So allow me to make a somewhat embarrassing confession: I eat donuts for breakfast at least twice a week. And I’ve done it for years now. I understand, of course, that this isn’t a habit most people would consider “healthy” or not “kind of gross,” but give me a chance to defend myself before you totally make up your mind. So, first let me say…
Easting donuts for breakfast does not equal obesity
Now it can, and the type of people who eat a lot of donuts for breakfast also tend to be overweight. But those two things aren’t linked as closely as you think. I personally, with my disgusting dough-lust, am not obese. In fact, my body is quite typical for a mid-twenties guy who hates strenuous exercise.
So how is it that I can eat donuts for breakfast twice (and if we’re being totally honest sometimes more) a week and not have to be wheeled out of the house through a hole cut into the wall?
Well, most people will say that loading up with carbohydrates and calories (i.e. fried dough) early in the day is a recipe for weight gain. And frankly, they’re right. Carbohydrates are great fuel for vigorous physical activity, but you’re probably not planning to run any marathons most days, right? And loading up on carbs and then not doing anything isn’t a good way to loose weight.
Buuuuuut.. here’s the thing: ultimately what you eat is not as important when it comes to weight gain as how much you eat. And in spite of what all those trend diets have been telling us, one calorie of carbs is the same as one calorie of protein when it comes to your body storing it as fat. For proof, look at this Harvard professor who lost 27 pounds while only eating twinkies.
And if that act of self-loathing tells us anything about weight gain, it’s that it’s all about the calories.
Moderation is key
Here’s the thing, when you choose to eat a donut for breakfast, you have to consider the fact that ounce for ounce, a donut is an extremely caloric breakfast option. Just about anything short of straight lard would be a better choice if you’re trying to lose weight.
So, it’s important to exercise a little bit of restraint.
The average donut has about 200 calories, which means that if you limit yourself to two, you’re actually getting a pretty average meals worth of calories. So, eaten responsibly, donuts aren’t going to make you fat. The danger lies in picking up a box of six and getting carried away so that before you know it you’ve eaten a whole day’s worth of calories before noon.
I have done this and wouldn’t recommend it.
Sometimes a donut can be a good choice
Remember when we were talking earlier about all the carbohydrates in a donut and how they work as a great fuel source for your body?
Well if you actually are going to exercise that day, all those carbs are a great way to get the energy you need. Plus the fact that you can get a donut nearly anywhere and for less than a dollar makes them a convenient option for days when you just need some quick breakfast fare.
And let’s not forget how important breakfast is. People who skip breakfast tend to be more overweight because they over-compensate and binge at lunch. And their metabolism doesn’t work as vigorously as those who get regular smaller meals. That means that given the choice between a donut and skipping breakfast, you should go with the donut.

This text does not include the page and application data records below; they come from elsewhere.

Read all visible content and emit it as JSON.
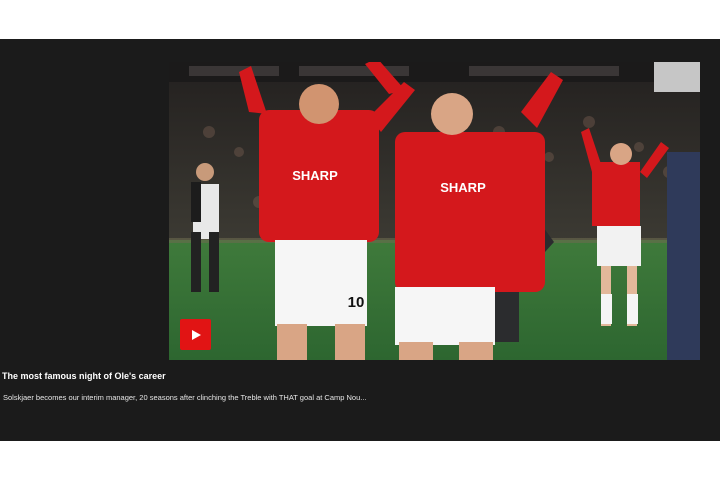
{
  "article": {
    "title": "The most famous night of Ole's career",
    "description": "Solskjaer becomes our interim manager, 20 seasons after clinching the Treble with THAT goal at Camp Nou...",
    "image": {
      "shirt_sponsor": "SHARP",
      "shirt_number": "10",
      "icon": "play-icon"
    }
  },
  "colors": {
    "card_background": "#1b1b1b",
    "play_button": "#e11414",
    "jersey_red": "#d4181c"
  }
}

Plus they’re just delicious
And finally, I’m sure we can all agree that donuts are just delicious, right? Jelly, creme, glazed, no matter what your particular favorite is, a good donut is a thing of beauty.
Why deprive yourself of that when you don’t have to?
Just remember, as in all things, moderation is the key.